### Task prompt:
Please restate all of the records word for word, setting the pictures aside.

=== Section Start ===

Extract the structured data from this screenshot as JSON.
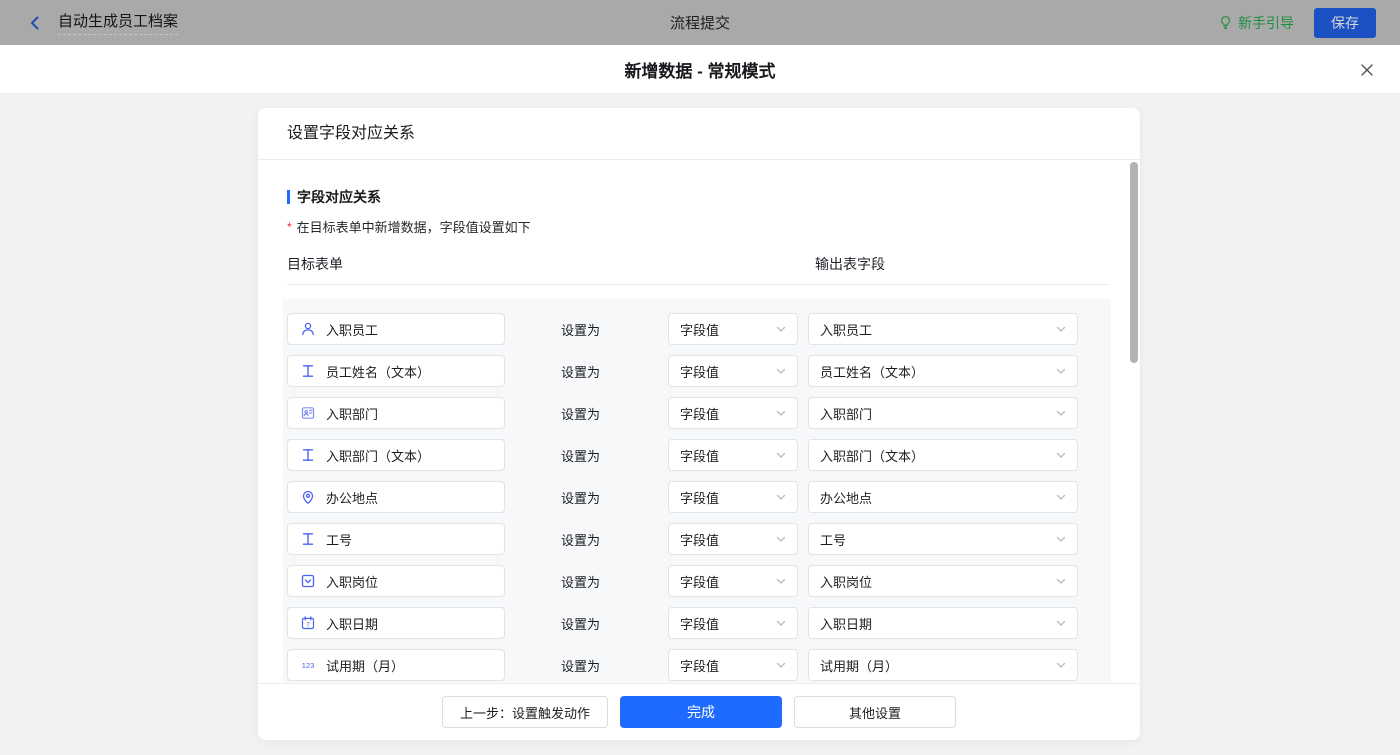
{
  "topbar": {
    "back_title": "自动生成员工档案",
    "center_title": "流程提交",
    "guide_label": "新手引导",
    "save_label": "保存"
  },
  "modal": {
    "title": "新增数据 - 常规模式",
    "panel_title": "设置字段对应关系",
    "section_title": "字段对应关系",
    "hint": "在目标表单中新增数据，字段值设置如下",
    "col_left": "目标表单",
    "col_right": "输出表字段",
    "set_as_label": "设置为",
    "rows": [
      {
        "icon": "member-icon",
        "field": "入职员工",
        "mode": "字段值",
        "output": "入职员工"
      },
      {
        "icon": "text-icon",
        "field": "员工姓名（文本）",
        "mode": "字段值",
        "output": "员工姓名（文本）"
      },
      {
        "icon": "department-icon",
        "field": "入职部门",
        "mode": "字段值",
        "output": "入职部门"
      },
      {
        "icon": "text-icon",
        "field": "入职部门（文本）",
        "mode": "字段值",
        "output": "入职部门（文本）"
      },
      {
        "icon": "location-icon",
        "field": "办公地点",
        "mode": "字段值",
        "output": "办公地点"
      },
      {
        "icon": "text-icon",
        "field": "工号",
        "mode": "字段值",
        "output": "工号"
      },
      {
        "icon": "select-icon",
        "field": "入职岗位",
        "mode": "字段值",
        "output": "入职岗位"
      },
      {
        "icon": "date-icon",
        "field": "入职日期",
        "mode": "字段值",
        "output": "入职日期"
      },
      {
        "icon": "number-icon",
        "field": "试用期（月）",
        "mode": "字段值",
        "output": "试用期（月）"
      },
      {
        "icon": "",
        "field": "",
        "mode": "",
        "output": ""
      }
    ],
    "footer": {
      "prev_label": "上一步：设置触发动作",
      "done_label": "完成",
      "other_label": "其他设置"
    }
  },
  "colors": {
    "primary_blue": "#1f6bff",
    "guide_green": "#1e8f41",
    "icon_blue": "#4a63f0",
    "required_red": "#f5222d"
  }
}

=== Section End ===

### Solution for this problem:
Extract the structured data from this screenshot as JSON.
{
  "topbar": {
    "back_title": "自动生成员工档案",
    "center_title": "流程提交",
    "guide_label": "新手引导",
    "save_label": "保存"
  },
  "modal": {
    "title": "新增数据 - 常规模式",
    "panel_title": "设置字段对应关系",
    "section_title": "字段对应关系",
    "hint": "在目标表单中新增数据，字段值设置如下",
    "col_left": "目标表单",
    "col_right": "输出表字段",
    "set_as_label": "设置为",
    "rows": [
      {
        "icon": "member-icon",
        "field": "入职员工",
        "mode": "字段值",
        "output": "入职员工"
      },
      {
        "icon": "text-icon",
        "field": "员工姓名（文本）",
        "mode": "字段值",
        "output": "员工姓名（文本）"
      },
      {
        "icon": "department-icon",
        "field": "入职部门",
        "mode": "字段值",
        "output": "入职部门"
      },
      {
        "icon": "text-icon",
        "field": "入职部门（文本）",
        "mode": "字段值",
        "output": "入职部门（文本）"
      },
      {
        "icon": "location-icon",
        "field": "办公地点",
        "mode": "字段值",
        "output": "办公地点"
      },
      {
        "icon": "text-icon",
        "field": "工号",
        "mode": "字段值",
        "output": "工号"
      },
      {
        "icon": "select-icon",
        "field": "入职岗位",
        "mode": "字段值",
        "output": "入职岗位"
      },
      {
        "icon": "date-icon",
        "field": "入职日期",
        "mode": "字段值",
        "output": "入职日期"
      },
      {
        "icon": "number-icon",
        "field": "试用期（月）",
        "mode": "字段值",
        "output": "试用期（月）"
      },
      {
        "icon": "",
        "field": "",
        "mode": "",
        "output": ""
      }
    ],
    "footer": {
      "prev_label": "上一步：设置触发动作",
      "done_label": "完成",
      "other_label": "其他设置"
    }
  },
  "colors": {
    "primary_blue": "#1f6bff",
    "guide_green": "#1e8f41",
    "icon_blue": "#4a63f0",
    "required_red": "#f5222d"
  }
}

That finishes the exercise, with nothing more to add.